The books section is supported by a generous donation from Anne Germanacos.
George Santayana’s assertion that those who cannot remember the past are condemned to repeat it becomes especially chilling in light of a study released last month that found two-thirds of American millennials do not know what Auschwitz was, and that more than a fifth of them cannot recall having heard of the Holocaust. If this is the case when survivors are still in our midst, what can we expect for the future?
One factor in our ignorance is understandable: Most of us do not want to read about the painful topic of mass murder. But if we don’t educate ourselves, we will miss the lessons we need to learn.
When we think of the slaughter of Jews during World War II, we tend to think of extermination camps like Auschwitz and Treblinka. But more than a quarter of the Jews murdered during the Holocaust never entered a concentration camp, but rather were killed by gunfire in ditches a short distance from their homes. Most of the shooting was done by mobile killing squads that trailed the German army into the Soviet Union in 1941, ultimately destroying most of the Jewish communities of what is now Ukraine, Belarus, Lithuania and Latvia.
The person who has brought unprecedented attention to these murders in recent times is Father Patrick Desbois, a French priest who now teaches at Georgetown University and has long been active in Jewish-Catholic reconciliation efforts. Interest in his own grandfather’s time as a prisoner of war in a town on the Polish-Ukrainian border led Desbois to learn that the killing of thousands of Jews in that same town had been erased from memory. He soon thereafter spearheaded an effort to identify thousands of sites of mass killings, primarily in the former Soviet Union, and to interview a huge number of witnesses and participants. These interviews form the basis of Desbois’ new book, “In Broad Daylight: The Secret Procedures Behind the Holocaust by Bullets.”
I should mention that this has personal resonance for me. While visiting my great-grandparents’ hometown in Ukraine in 1999, my translator and I asked someone if they knew where the Jews had been shot in 1942. The man walked us along the overgrown path to the spot on the outskirts of town, relating in detail how he had watched the shooting as a teenager. This man, found at random, had likely watched my relatives die.
And so it was with a degree of recognition that I read this book, as the man I found was exactly the sort of witness that Desbois calls upon to build vivid accounts of the terrible things that happened in these scattered places. The other source Desbois mines are Soviet archives, whose contents have only recently been available.

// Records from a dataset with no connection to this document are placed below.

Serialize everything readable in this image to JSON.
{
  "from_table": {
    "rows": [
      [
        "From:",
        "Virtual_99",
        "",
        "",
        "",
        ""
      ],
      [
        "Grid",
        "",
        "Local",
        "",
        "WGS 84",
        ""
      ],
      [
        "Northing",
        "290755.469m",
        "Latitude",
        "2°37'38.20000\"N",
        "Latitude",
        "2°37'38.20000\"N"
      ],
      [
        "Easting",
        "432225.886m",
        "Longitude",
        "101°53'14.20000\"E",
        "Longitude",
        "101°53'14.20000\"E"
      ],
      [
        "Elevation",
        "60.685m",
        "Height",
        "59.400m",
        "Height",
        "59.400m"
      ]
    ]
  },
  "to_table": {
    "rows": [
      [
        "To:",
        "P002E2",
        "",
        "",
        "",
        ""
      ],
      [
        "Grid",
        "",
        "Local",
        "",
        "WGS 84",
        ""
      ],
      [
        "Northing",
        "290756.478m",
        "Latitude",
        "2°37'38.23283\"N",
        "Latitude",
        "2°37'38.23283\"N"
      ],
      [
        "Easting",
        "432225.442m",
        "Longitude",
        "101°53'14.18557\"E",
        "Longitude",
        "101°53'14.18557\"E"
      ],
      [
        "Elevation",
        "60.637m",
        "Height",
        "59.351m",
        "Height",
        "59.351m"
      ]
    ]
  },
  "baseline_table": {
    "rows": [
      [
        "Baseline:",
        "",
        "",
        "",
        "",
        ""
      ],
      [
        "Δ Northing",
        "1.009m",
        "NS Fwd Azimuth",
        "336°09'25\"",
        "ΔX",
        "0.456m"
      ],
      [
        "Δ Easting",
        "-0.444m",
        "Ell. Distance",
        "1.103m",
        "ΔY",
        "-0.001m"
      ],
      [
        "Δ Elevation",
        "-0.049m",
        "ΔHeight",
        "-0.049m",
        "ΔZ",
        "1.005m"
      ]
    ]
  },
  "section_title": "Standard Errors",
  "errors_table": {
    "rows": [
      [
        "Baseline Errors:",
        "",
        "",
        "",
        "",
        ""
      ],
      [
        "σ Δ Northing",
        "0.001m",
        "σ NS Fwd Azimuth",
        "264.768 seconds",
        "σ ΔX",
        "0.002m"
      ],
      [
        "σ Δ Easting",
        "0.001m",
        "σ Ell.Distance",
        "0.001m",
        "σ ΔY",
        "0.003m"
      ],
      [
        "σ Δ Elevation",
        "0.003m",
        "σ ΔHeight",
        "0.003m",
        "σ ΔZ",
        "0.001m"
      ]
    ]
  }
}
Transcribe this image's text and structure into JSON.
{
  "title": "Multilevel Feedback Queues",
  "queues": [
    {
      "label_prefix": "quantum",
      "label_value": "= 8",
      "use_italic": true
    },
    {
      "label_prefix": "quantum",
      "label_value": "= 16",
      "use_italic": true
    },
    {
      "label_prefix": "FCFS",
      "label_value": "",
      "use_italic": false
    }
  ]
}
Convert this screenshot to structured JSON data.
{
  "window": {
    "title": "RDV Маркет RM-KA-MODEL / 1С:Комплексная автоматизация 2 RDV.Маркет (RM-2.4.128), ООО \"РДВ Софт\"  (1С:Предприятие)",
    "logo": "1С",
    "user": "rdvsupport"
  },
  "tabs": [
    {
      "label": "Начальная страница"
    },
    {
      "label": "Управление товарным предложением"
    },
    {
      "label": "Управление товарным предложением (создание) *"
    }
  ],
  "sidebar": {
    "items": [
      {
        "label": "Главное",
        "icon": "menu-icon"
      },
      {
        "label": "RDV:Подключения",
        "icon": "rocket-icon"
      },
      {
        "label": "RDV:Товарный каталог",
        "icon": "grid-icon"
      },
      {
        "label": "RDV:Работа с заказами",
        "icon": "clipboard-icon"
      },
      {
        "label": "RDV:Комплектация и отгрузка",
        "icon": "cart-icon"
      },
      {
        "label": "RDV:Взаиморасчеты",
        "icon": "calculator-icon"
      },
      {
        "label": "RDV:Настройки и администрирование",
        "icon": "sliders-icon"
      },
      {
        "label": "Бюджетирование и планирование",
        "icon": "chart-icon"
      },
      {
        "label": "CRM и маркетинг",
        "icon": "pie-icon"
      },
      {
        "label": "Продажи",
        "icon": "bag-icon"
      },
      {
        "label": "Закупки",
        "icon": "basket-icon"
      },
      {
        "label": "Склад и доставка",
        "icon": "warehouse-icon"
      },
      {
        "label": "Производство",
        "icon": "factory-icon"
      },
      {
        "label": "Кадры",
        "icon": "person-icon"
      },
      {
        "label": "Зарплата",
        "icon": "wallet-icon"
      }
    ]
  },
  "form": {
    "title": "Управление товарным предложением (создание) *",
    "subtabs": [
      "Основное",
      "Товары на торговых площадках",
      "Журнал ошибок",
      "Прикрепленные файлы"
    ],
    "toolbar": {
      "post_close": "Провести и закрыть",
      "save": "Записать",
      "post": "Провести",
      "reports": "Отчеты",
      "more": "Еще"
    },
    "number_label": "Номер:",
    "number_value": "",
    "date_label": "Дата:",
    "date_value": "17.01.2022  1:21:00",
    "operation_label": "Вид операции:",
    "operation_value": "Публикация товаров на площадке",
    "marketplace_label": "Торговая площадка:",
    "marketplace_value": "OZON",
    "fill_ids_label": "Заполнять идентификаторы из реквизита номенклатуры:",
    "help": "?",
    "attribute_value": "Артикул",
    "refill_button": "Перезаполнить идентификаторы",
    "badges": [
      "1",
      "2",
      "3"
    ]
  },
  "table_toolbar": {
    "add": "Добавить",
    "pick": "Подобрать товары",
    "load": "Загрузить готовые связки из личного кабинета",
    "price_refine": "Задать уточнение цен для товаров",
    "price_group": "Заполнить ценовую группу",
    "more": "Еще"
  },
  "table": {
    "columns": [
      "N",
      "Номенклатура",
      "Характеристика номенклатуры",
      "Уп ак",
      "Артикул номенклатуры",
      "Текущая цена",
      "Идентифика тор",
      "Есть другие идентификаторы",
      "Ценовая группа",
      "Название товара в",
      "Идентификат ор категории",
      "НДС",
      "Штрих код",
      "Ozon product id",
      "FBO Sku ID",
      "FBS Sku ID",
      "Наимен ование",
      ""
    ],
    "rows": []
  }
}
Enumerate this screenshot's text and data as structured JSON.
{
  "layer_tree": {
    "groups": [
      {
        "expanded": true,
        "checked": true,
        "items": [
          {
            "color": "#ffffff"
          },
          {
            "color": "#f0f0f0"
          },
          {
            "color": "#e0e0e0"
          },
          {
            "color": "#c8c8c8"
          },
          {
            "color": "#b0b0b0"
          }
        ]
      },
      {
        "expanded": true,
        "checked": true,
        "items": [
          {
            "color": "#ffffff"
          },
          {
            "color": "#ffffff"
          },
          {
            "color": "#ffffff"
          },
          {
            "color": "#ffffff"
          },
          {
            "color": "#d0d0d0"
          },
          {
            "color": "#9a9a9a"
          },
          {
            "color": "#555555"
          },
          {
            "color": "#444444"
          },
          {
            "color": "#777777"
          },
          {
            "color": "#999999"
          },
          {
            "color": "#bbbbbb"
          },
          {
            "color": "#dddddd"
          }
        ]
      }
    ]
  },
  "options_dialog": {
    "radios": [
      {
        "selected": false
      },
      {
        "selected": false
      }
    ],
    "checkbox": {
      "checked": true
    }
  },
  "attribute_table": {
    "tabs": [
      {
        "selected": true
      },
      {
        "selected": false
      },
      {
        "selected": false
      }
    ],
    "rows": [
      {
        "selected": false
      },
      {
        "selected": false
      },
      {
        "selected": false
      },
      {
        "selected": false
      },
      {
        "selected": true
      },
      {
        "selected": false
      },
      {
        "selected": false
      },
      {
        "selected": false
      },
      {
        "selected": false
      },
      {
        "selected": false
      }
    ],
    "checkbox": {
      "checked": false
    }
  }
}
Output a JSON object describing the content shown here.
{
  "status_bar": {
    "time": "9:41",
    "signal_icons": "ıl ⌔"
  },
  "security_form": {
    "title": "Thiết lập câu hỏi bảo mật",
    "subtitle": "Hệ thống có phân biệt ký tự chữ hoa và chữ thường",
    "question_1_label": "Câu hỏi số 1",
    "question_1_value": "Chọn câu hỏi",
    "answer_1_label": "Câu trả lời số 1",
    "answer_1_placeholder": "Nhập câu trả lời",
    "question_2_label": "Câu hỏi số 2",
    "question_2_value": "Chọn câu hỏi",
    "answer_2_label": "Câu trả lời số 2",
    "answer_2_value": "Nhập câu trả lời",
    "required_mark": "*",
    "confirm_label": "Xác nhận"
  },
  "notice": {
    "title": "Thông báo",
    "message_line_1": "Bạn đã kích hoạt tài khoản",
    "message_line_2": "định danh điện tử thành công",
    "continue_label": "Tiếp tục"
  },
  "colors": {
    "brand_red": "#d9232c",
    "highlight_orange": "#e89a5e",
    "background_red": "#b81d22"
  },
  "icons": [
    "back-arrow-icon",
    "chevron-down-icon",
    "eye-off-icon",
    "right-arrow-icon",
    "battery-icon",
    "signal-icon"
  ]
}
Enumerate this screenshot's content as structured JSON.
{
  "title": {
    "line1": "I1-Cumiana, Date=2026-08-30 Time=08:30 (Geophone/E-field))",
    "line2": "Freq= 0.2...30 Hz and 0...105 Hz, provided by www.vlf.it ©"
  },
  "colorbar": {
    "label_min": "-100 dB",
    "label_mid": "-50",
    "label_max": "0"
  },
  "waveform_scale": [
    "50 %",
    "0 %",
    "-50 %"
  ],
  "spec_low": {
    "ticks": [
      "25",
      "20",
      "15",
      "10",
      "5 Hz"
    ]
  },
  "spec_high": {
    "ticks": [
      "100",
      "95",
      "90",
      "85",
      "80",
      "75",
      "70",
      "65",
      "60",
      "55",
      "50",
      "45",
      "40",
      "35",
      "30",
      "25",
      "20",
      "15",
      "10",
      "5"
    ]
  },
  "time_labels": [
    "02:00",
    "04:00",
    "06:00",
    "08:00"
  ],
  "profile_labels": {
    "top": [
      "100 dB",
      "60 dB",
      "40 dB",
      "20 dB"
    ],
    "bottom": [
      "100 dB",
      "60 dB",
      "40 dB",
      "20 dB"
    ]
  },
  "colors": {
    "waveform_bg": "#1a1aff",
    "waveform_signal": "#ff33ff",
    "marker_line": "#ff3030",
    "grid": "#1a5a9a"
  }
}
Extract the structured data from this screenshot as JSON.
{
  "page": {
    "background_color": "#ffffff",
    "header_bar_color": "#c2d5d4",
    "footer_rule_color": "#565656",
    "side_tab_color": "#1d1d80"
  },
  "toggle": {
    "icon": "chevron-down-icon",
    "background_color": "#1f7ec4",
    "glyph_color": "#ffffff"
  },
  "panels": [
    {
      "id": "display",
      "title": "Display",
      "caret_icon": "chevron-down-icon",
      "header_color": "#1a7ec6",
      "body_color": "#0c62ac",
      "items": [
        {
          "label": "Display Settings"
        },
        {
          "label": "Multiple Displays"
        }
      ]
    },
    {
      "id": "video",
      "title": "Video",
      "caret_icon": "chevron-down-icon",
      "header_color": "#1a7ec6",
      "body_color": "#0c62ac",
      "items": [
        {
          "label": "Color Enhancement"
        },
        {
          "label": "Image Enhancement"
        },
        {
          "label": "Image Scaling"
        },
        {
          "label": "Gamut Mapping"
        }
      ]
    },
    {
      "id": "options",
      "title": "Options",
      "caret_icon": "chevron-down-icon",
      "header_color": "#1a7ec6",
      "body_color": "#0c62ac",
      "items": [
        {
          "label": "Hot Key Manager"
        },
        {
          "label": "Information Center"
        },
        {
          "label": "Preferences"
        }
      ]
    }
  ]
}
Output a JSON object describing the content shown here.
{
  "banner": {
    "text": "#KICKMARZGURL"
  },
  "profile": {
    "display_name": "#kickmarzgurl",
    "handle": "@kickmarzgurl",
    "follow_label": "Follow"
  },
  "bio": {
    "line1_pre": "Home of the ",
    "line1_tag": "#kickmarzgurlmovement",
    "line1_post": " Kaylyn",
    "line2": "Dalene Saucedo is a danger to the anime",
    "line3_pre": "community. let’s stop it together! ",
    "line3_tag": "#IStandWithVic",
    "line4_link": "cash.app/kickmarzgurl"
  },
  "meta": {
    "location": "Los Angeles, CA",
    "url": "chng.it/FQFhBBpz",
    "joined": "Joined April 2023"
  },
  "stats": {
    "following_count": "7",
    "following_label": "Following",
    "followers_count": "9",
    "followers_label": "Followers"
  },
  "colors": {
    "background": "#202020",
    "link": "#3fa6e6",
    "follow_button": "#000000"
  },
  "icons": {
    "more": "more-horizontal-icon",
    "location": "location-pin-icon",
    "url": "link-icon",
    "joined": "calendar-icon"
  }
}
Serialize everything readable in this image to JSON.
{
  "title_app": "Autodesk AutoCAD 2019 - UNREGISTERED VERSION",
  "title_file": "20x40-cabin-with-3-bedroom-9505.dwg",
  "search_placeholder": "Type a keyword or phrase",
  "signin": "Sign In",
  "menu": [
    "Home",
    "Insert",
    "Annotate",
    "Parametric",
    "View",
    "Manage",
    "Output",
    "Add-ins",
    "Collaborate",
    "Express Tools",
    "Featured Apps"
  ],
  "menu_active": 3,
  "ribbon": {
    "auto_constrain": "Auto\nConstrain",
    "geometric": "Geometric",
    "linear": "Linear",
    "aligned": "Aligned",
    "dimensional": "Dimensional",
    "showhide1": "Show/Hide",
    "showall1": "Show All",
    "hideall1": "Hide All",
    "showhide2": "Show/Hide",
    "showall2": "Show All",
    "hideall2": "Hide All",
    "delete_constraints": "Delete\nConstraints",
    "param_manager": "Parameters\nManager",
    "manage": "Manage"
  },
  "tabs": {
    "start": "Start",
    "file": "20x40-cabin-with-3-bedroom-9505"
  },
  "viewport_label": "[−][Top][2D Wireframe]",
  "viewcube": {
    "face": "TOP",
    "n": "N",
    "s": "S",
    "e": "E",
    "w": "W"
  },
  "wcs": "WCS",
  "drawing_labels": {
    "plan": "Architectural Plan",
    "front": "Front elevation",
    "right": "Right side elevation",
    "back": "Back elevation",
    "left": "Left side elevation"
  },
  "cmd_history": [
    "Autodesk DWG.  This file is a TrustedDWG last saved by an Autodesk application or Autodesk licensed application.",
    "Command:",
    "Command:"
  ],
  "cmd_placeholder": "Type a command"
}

In this book Desbois catalogs varied dimensions of the shooting campaigns, focusing partly on elements that enabled them to be carried out so efficiently. The details — such as a chapter on the local cooks who fed the visiting German killing squads — may strike some as banal, but the banality is part of the picture: With essential roles filled by local people, it sometimes took a village to kill a village’s Jews.
The accounts of the German killers push the bounds of what we can imagine humans capable of. But the portrait of the local, mostly Slavic populations is more complicated, both in the choices people made during the war and in how they reflect on the past. Desbois does not hide his disapproval of the warped moral compass evident in some of the remembrances. His tendency to interject his judgments is characteristic of a book that is two things at once, occasionally problematically — the presentation of very important new documentary evidence, and the record of a priest’s deeply personal and spiritual journey.
In describing the mass killings, Desbois notes that “very often all of the people around the grave were neighbors. The village Jews, their neighbors who had become police, and the neighbors conscripted to work, as well as those who came as spectators.”
That the end of the Jews was indeed a neighborhood affair is also a lasting impression after reading Brown University professor Omer Bartov’s “Anatomy of a Genocide: The Life and Death of a Town Called Buczacz.”
Governed at different points of the 20th century by Austria, Poland, the Soviet Union, Nazi Germany and Ukraine, Buczacz was the hometown both of Bartov’s mother and of author S.Y. Agnon, who devoted many pages to portraying his birthplace. Its population was Jewish, Ukrainian and Polish, with Jews constituting the majority.
Where Desbois relies on interviews of Christians, Bartov incorporates the testimonials of Jews, and the resulting picture of local residents’ involvement in the murder of their Jewish neighbors becomes even bleaker. Bartov emphasizes the intimacy of relationships in Buczacz, in which people who had gone to school together or traded together could transform into murderer and victim. And although he cites cases where Ukrainians hid and aided Jews during the war, these instances were dwarfed by acts of violence and betrayal.
Bartov contextualizes the horrible events of the war by devoting a good deal of the book’s first section to the town’s history and, in particular, to the emergence of nationalist movements in the early decades of the 20th century. He explores the seething hatreds between the Ukrainians and Poles, each of whom often viewed the Jews as being aligned with their enemy or with the hated Soviets. The Nazi invasion, with its campaign to eradicate Jews, created a perfect storm in which those preexisting resentments among the local population could find full expression. Indeed, after the Jews were eliminated, the Ukrainians and Poles often acted upon each other in similar fashion.
As virulent nationalisms and hatreds seem particularly robust at the present moment, being conscious of how nations and communities descend into killing is as important as it has ever been.